Above: Cindi Wolfe welcomes her family home.
Above: Retha Hoeffken of Cypress, CA, waits for her daughter, 29-year-old Heather Hoeffken, who is on the ship with her fiance.
Passengers praised the crew, however, some sensed indecisiveness and a lack of communication from upper management.
Retha Hoeffken said she spoke with her daughter yesterday morning for the first time since the ordeal started for her on Monday morning, when she learned about the fire while browsing the web. Heather told her mother that passengers were not informed that there was, in-fact, a fire on the ship, despite smelling smoke. “When she called me she was crying.

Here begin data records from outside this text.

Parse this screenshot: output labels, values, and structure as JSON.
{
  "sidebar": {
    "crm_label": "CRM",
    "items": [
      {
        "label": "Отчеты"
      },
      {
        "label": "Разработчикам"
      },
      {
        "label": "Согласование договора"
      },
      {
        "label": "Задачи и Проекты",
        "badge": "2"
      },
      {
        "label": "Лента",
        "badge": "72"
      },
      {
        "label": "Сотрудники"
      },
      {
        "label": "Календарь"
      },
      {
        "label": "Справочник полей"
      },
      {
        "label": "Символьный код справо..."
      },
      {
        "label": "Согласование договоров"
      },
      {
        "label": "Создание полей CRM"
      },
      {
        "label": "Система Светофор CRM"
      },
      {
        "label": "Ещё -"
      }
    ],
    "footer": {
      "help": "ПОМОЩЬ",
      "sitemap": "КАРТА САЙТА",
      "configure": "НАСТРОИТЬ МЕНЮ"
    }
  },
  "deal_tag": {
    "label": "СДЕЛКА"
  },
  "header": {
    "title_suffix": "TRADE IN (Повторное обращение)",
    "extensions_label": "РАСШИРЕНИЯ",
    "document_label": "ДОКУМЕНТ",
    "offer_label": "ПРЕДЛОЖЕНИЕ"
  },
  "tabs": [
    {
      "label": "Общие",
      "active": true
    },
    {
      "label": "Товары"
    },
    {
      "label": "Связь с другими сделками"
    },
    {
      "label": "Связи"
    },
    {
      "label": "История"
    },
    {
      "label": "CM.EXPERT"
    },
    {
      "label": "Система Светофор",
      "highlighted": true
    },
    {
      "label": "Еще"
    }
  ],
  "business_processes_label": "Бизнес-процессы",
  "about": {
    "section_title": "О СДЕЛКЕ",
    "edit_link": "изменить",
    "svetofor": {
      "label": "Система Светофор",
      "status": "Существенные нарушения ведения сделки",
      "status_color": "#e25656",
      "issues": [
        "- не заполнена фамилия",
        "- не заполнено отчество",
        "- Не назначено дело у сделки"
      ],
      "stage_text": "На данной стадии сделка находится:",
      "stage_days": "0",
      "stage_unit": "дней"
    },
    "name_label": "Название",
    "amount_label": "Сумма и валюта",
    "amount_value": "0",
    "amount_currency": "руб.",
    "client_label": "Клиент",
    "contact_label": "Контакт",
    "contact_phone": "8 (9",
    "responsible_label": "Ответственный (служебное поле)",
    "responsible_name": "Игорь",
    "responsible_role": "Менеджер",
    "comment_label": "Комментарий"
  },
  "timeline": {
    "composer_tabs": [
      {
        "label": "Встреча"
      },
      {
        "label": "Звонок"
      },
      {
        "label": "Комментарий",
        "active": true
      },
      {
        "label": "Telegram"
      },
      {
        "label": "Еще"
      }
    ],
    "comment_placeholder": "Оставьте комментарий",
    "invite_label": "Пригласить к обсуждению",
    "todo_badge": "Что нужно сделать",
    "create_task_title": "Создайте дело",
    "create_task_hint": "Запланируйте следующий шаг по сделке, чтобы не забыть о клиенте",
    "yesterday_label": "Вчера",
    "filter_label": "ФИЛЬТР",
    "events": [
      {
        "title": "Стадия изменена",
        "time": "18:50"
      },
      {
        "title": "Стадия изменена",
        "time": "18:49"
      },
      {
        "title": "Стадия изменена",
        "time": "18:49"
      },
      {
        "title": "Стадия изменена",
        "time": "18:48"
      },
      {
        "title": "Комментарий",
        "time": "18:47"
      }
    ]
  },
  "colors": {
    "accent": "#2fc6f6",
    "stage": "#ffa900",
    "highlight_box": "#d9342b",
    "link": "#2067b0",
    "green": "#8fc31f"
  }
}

She said, ‘I’ve never been this scared.’ They didn’t get any information,” Retha Hoeffken said.
“I’ve been making phone calls to Carnival, and they said everything was great. They said they were being well taken care of, and they had flushing toilets and cold water and cold food… They never asked me her name,” Retha Hoeffken adds. She said that the first thing her daughter wants to do is take a hot shower, upon getting home.
Above: People continue standing along the balconies several hours into the disembarking process. (It was difficult to see if they were passengers or part of the ship’s crew.) Every now then, instructions would blare from the ship’s loudspeakers.
Above: A front and center view attracts an on-going crowd, despite the lack of parking. Plenty of hotels line the other side of North Harbor Dr. San Diego International airport sits a few miles down the same artery and downtown’s Little Italy is a stone’s throw away.
Above: A family is taxied off the cruise ship docks. Bystanders wave and cheer.
“Come back to San Diego!”